“Thanks for stopping by.
Socl.com is an internal design project from a team in Microsoft Research which was mistakenly
published to the web.
We didn’t mean to, honest.”
This is what you will find when you will search for the term “Socl” in Google, but this innocuous looking apology is nothing but a nice little (did you hear cheap) trick to hide something which the software giant itself made public.
Old guy is playing a very old trick to seed the message into the market’sconsciousness, and the trick appears to be played out well, for websites like The Verge has picked up the story and made it viral for Mashable like super hubs to pick it up from there and deploy the message even deeper in the public consciousness.
The social networking site, which earlier believed to be christened as Tulalip, should be tested soon with a small group of followers, but the exact date and nature of it has not been confirmed.
The screenshots leaked from the “so-called” accidental public knowledge of supposedly “hush-hush” project suggests that Socl will be geared more towards social search and sharing then status update. At least the big white box in the middle of blue strip suggests so (see image).
Bing to counter Google?

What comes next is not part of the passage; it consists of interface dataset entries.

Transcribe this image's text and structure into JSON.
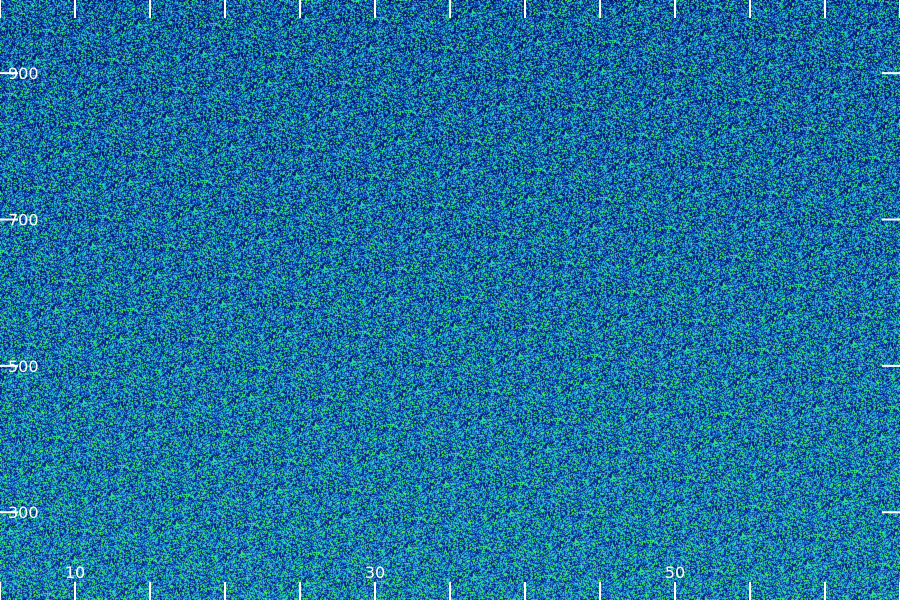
{
  "chart_data": {
    "type": "heatmap",
    "title": "",
    "xlabel": "",
    "ylabel": "",
    "xlim": [
      5,
      65
    ],
    "ylim": [
      180,
      1000
    ],
    "x_ticks": [
      5,
      10,
      15,
      20,
      25,
      30,
      35,
      40,
      45,
      50,
      55,
      60,
      65
    ],
    "x_tick_labels": [
      "10",
      "30",
      "50"
    ],
    "x_tick_label_values": [
      10,
      30,
      50
    ],
    "y_ticks": [
      300,
      500,
      700,
      900
    ],
    "y_tick_labels": [
      "300",
      "500",
      "700",
      "900"
    ],
    "y_tick_label_values": [
      300,
      500,
      700,
      900
    ],
    "colormap": [
      "#000033",
      "#0a1a8a",
      "#1450d2",
      "#1e9be6",
      "#1ee6c8",
      "#50ff3c"
    ],
    "grid": false,
    "legend": "none"
  }
}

Actually, it was all started by Microsoft itself. The company roped in Facebook and Twitter to include social results in the search. This move combined with Microsoft’s partnership with Yahoo for search hurried Google to get out of the debris of its failed social applications like Buzz and Wave, and bring on a showstopper – which Google+ very well is.
The game has come full circle and Microsoft has to reply to Google+. Hope Socl will not be like another joke (like Microsoft Internet Explorer) from the big fat guy.
According to the reporting websites, Microsoft will be allowing Facebook and Twitter authentication to log in to Socl. This seems to be a wise decision, as the lower entry barrier will push the product deeper into the crowd. This move could be a winner for Socl, provided they are thinking of total integration with Facebook and Twitter. If they do so, bringing in friends and followers will be relatively easier.
But the big question is how will it impact the lovey-dovey relationship between Microsoft and Facebook, and Microsoft and Twitter? Will big M continue to be loyal to Facebook and Twitter, or will it, for one more time, play Macintosh with them?
Do you remember how Microsoft tricked Apple in the 80s!
April 22, 2013, 5:55 am UTC
April 4, 2013, 5:21 am UTC
March 29, 2013, 4:57 am UTC
March 15, 2013, 7:02 am UTC